Having run for well over a decade in the ever changing seasons of the Canadian prairies I have fought many battles with the hardened warrior otherwise known as winter trail conditions.
Ankle-deep fresh snow. Ice-slickened asphalt. Road slop like oatmeal or worse, dirty slush.
It is only November yet already the paths have become an assortment of challenging terrain …
… except that back in the late summer I bought a pair of trail shoes.
They haven’t been a perfect winter shoe, but they have made tackling the traction obstacles a formidable challenge rather than an impassible barrier. Unlike my summer sneakers or even previous winter runners I’ve owned, there is a remarkable surefooted stability to be found even in deep snow and icy patches on the sidewalks that I’ve struggled to find elsewhere. I’m sold, and even pullover spikes or other traction offerings that I’ve used over the years don’t seem to fall into a comparable classification as having tested my trail shoes through the abrupt arrival of winter weather this past week.
So I ordered a second pair yesterday.
Kinda. Sorta. Almost.
The summer version, which I own, is a light and responsive shoe meant for muddy paths and navigating narrow gravel trails.
The winter version, that second-ish pair now en route to my house, is a waterproof, insulated version of the same shoe but with grippier soles designed to take on those cold and epic winter conditions and a warmer approach to footwear.
Ice and snow will become far less of an excuse this winter.

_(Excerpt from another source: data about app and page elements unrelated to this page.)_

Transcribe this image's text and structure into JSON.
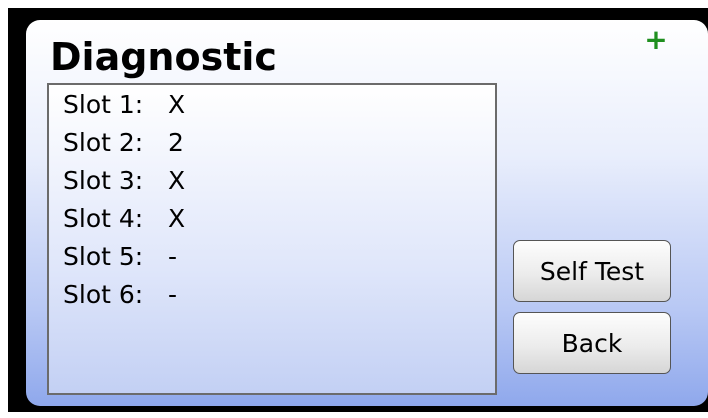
{
  "screen": {
    "title": "Diagnostic",
    "status_icon": "plus-icon",
    "status_symbol": "+",
    "status_color": "#1f8f1f"
  },
  "slots": [
    {
      "label": "Slot 1:",
      "value": "X"
    },
    {
      "label": "Slot 2:",
      "value": "2"
    },
    {
      "label": "Slot 3:",
      "value": "X"
    },
    {
      "label": "Slot 4:",
      "value": "X"
    },
    {
      "label": "Slot 5:",
      "value": "-"
    },
    {
      "label": "Slot 6:",
      "value": "-"
    }
  ],
  "buttons": {
    "self_test_label": "Self Test",
    "back_label": "Back"
  }
}
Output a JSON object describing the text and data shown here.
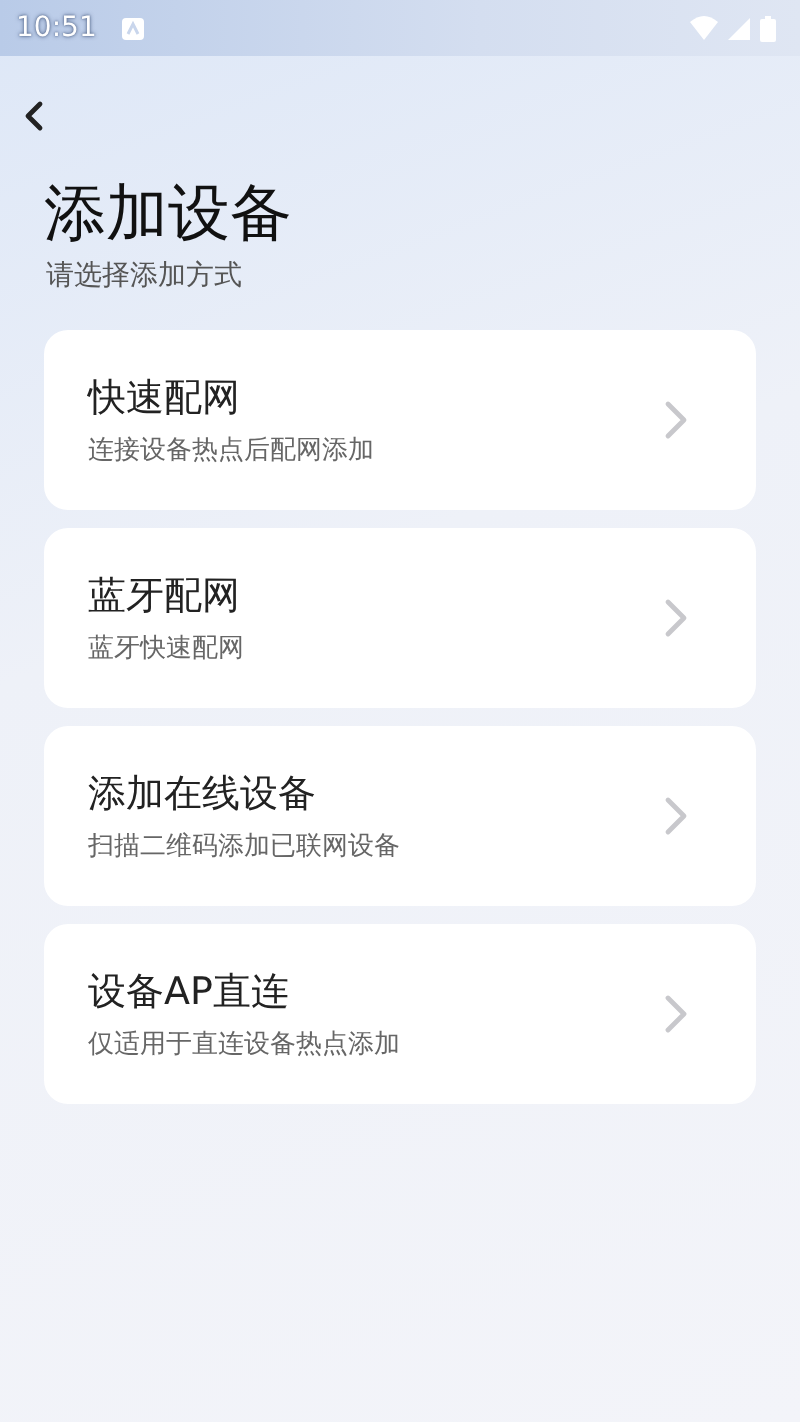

I mean, I say that now… ask me again when it’s dark, icy, and minus forty degrees outside this January.